──────── DATA LISTING ────────
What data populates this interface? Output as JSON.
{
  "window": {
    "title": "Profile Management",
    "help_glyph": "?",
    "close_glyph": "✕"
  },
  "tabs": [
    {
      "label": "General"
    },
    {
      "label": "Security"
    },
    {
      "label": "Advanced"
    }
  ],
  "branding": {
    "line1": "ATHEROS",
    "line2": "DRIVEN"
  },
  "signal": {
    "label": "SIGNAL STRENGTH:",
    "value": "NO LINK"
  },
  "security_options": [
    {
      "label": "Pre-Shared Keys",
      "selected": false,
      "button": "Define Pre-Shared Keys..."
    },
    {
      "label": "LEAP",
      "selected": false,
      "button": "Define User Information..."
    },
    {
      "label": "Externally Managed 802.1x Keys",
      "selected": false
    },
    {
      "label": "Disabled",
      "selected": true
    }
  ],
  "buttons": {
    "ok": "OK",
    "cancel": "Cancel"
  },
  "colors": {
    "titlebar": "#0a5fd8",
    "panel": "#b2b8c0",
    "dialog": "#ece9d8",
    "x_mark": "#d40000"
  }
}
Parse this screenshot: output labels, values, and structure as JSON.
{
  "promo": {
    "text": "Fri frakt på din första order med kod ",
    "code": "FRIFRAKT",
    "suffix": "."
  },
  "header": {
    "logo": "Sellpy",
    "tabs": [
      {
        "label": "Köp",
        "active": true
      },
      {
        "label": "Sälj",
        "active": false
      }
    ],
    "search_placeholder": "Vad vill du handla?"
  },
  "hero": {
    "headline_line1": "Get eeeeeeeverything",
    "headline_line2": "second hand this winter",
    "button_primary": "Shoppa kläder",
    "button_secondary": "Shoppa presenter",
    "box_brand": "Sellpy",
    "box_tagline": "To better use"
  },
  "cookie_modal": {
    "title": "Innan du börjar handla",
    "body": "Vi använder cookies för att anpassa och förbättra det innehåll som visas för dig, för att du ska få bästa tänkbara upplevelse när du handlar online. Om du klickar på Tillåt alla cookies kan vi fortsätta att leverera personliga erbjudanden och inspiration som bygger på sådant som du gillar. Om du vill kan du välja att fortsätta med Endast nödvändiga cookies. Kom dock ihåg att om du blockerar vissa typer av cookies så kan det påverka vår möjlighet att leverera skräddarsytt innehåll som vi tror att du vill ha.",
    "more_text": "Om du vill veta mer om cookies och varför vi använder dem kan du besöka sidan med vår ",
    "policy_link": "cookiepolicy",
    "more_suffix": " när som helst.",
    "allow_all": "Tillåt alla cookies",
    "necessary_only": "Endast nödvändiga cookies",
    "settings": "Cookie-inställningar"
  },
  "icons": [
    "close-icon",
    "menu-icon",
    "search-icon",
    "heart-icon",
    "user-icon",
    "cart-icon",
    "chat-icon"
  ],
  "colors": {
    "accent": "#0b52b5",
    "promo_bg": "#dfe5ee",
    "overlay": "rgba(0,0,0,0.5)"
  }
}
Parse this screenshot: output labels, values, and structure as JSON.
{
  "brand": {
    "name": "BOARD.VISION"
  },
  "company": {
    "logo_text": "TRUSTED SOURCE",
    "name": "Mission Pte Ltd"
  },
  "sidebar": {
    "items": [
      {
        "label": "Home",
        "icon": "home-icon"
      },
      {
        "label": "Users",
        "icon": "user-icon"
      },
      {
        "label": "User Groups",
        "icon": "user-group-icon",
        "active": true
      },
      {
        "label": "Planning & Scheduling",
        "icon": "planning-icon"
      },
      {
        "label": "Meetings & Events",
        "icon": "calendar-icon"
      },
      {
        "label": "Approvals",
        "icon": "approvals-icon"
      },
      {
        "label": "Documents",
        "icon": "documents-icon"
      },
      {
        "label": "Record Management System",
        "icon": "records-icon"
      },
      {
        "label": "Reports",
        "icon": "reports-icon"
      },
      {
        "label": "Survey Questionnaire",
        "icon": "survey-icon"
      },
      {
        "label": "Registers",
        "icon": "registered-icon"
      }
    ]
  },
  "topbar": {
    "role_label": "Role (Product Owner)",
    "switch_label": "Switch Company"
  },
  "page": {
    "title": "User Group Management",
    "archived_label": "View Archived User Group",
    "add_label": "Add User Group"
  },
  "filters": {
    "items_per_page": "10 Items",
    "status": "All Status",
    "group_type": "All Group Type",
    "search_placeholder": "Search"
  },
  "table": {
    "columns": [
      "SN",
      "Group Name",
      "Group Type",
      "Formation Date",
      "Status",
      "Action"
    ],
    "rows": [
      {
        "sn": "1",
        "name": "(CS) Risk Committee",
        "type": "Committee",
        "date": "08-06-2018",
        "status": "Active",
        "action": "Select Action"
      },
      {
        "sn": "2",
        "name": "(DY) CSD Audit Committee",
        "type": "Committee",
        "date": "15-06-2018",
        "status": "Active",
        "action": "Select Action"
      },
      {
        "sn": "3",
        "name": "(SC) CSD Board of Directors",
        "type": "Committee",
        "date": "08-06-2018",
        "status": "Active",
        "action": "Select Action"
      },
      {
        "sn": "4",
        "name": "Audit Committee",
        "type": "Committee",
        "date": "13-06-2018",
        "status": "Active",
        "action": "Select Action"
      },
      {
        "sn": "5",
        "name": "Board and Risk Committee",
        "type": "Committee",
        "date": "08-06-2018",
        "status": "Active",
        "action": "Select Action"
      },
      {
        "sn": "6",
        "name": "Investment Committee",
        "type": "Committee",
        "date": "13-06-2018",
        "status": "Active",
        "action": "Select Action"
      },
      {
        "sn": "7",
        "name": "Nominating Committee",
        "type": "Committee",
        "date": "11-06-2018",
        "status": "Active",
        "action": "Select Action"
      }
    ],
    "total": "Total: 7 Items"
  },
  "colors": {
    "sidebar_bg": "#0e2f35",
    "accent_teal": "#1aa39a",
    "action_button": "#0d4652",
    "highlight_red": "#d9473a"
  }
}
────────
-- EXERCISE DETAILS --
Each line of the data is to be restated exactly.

-- PROBLEM SOLUTION --
What data populates this interface? Output as JSON.
{
  "window": {
    "title": "Profile Management",
    "help_glyph": "?",
    "close_glyph": "✕"
  },
  "tabs": [
    {
      "label": "General"
    },
    {
      "label": "Security"
    },
    {
      "label": "Advanced"
    }
  ],
  "branding": {
    "line1": "ATHEROS",
    "line2": "DRIVEN"
  },
  "signal": {
    "label": "SIGNAL STRENGTH:",
    "value": "NO LINK"
  },
  "security_options": [
    {
      "label": "Pre-Shared Keys",
      "selected": false,
      "button": "Define Pre-Shared Keys..."
    },
    {
      "label": "LEAP",
      "selected": false,
      "button": "Define User Information..."
    },
    {
      "label": "Externally Managed 802.1x Keys",
      "selected": false
    },
    {
      "label": "Disabled",
      "selected": true
    }
  ],
  "buttons": {
    "ok": "OK",
    "cancel": "Cancel"
  },
  "colors": {
    "titlebar": "#0a5fd8",
    "panel": "#b2b8c0",
    "dialog": "#ece9d8",
    "x_mark": "#d40000"
  }
}
Parse this screenshot: output labels, values, and structure as JSON.
{
  "promo": {
    "text": "Fri frakt på din första order med kod ",
    "code": "FRIFRAKT",
    "suffix": "."
  },
  "header": {
    "logo": "Sellpy",
    "tabs": [
      {
        "label": "Köp",
        "active": true
      },
      {
        "label": "Sälj",
        "active": false
      }
    ],
    "search_placeholder": "Vad vill du handla?"
  },
  "hero": {
    "headline_line1": "Get eeeeeeeverything",
    "headline_line2": "second hand this winter",
    "button_primary": "Shoppa kläder",
    "button_secondary": "Shoppa presenter",
    "box_brand": "Sellpy",
    "box_tagline": "To better use"
  },
  "cookie_modal": {
    "title": "Innan du börjar handla",
    "body": "Vi använder cookies för att anpassa och förbättra det innehåll som visas för dig, för att du ska få bästa tänkbara upplevelse när du handlar online. Om du klickar på Tillåt alla cookies kan vi fortsätta att leverera personliga erbjudanden och inspiration som bygger på sådant som du gillar. Om du vill kan du välja att fortsätta med Endast nödvändiga cookies. Kom dock ihåg att om du blockerar vissa typer av cookies så kan det påverka vår möjlighet att leverera skräddarsytt innehåll som vi tror att du vill ha.",
    "more_text": "Om du vill veta mer om cookies och varför vi använder dem kan du besöka sidan med vår ",
    "policy_link": "cookiepolicy",
    "more_suffix": " när som helst.",
    "allow_all": "Tillåt alla cookies",
    "necessary_only": "Endast nödvändiga cookies",
    "settings": "Cookie-inställningar"
  },
  "icons": [
    "close-icon",
    "menu-icon",
    "search-icon",
    "heart-icon",
    "user-icon",
    "cart-icon",
    "chat-icon"
  ],
  "colors": {
    "accent": "#0b52b5",
    "promo_bg": "#dfe5ee",
    "overlay": "rgba(0,0,0,0.5)"
  }
}
Parse this screenshot: output labels, values, and structure as JSON.
{
  "brand": {
    "name": "BOARD.VISION"
  },
  "company": {
    "logo_text": "TRUSTED SOURCE",
    "name": "Mission Pte Ltd"
  },
  "sidebar": {
    "items": [
      {
        "label": "Home",
        "icon": "home-icon"
      },
      {
        "label": "Users",
        "icon": "user-icon"
      },
      {
        "label": "User Groups",
        "icon": "user-group-icon",
        "active": true
      },
      {
        "label": "Planning & Scheduling",
        "icon": "planning-icon"
      },
      {
        "label": "Meetings & Events",
        "icon": "calendar-icon"
      },
      {
        "label": "Approvals",
        "icon": "approvals-icon"
      },
      {
        "label": "Documents",
        "icon": "documents-icon"
      },
      {
        "label": "Record Management System",
        "icon": "records-icon"
      },
      {
        "label": "Reports",
        "icon": "reports-icon"
      },
      {
        "label": "Survey Questionnaire",
        "icon": "survey-icon"
      },
      {
        "label": "Registers",
        "icon": "registered-icon"
      }
    ]
  },
  "topbar": {
    "role_label": "Role (Product Owner)",
    "switch_label": "Switch Company"
  },
  "page": {
    "title": "User Group Management",
    "archived_label": "View Archived User Group",
    "add_label": "Add User Group"
  },
  "filters": {
    "items_per_page": "10 Items",
    "status": "All Status",
    "group_type": "All Group Type",
    "search_placeholder": "Search"
  },
  "table": {
    "columns": [
      "SN",
      "Group Name",
      "Group Type",
      "Formation Date",
      "Status",
      "Action"
    ],
    "rows": [
      {
        "sn": "1",
        "name": "(CS) Risk Committee",
        "type": "Committee",
        "date": "08-06-2018",
        "status": "Active",
        "action": "Select Action"
      },
      {
        "sn": "2",
        "name": "(DY) CSD Audit Committee",
        "type": "Committee",
        "date": "15-06-2018",
        "status": "Active",
        "action": "Select Action"
      },
      {
        "sn": "3",
        "name": "(SC) CSD Board of Directors",
        "type": "Committee",
        "date": "08-06-2018",
        "status": "Active",
        "action": "Select Action"
      },
      {
        "sn": "4",
        "name": "Audit Committee",
        "type": "Committee",
        "date": "13-06-2018",
        "status": "Active",
        "action": "Select Action"
      },
      {
        "sn": "5",
        "name": "Board and Risk Committee",
        "type": "Committee",
        "date": "08-06-2018",
        "status": "Active",
        "action": "Select Action"
      },
      {
        "sn": "6",
        "name": "Investment Committee",
        "type": "Committee",
        "date": "13-06-2018",
        "status": "Active",
        "action": "Select Action"
      },
      {
        "sn": "7",
        "name": "Nominating Committee",
        "type": "Committee",
        "date": "11-06-2018",
        "status": "Active",
        "action": "Select Action"
      }
    ],
    "total": "Total: 7 Items"
  },
  "colors": {
    "sidebar_bg": "#0e2f35",
    "accent_teal": "#1aa39a",
    "action_button": "#0d4652",
    "highlight_red": "#d9473a"
  }
}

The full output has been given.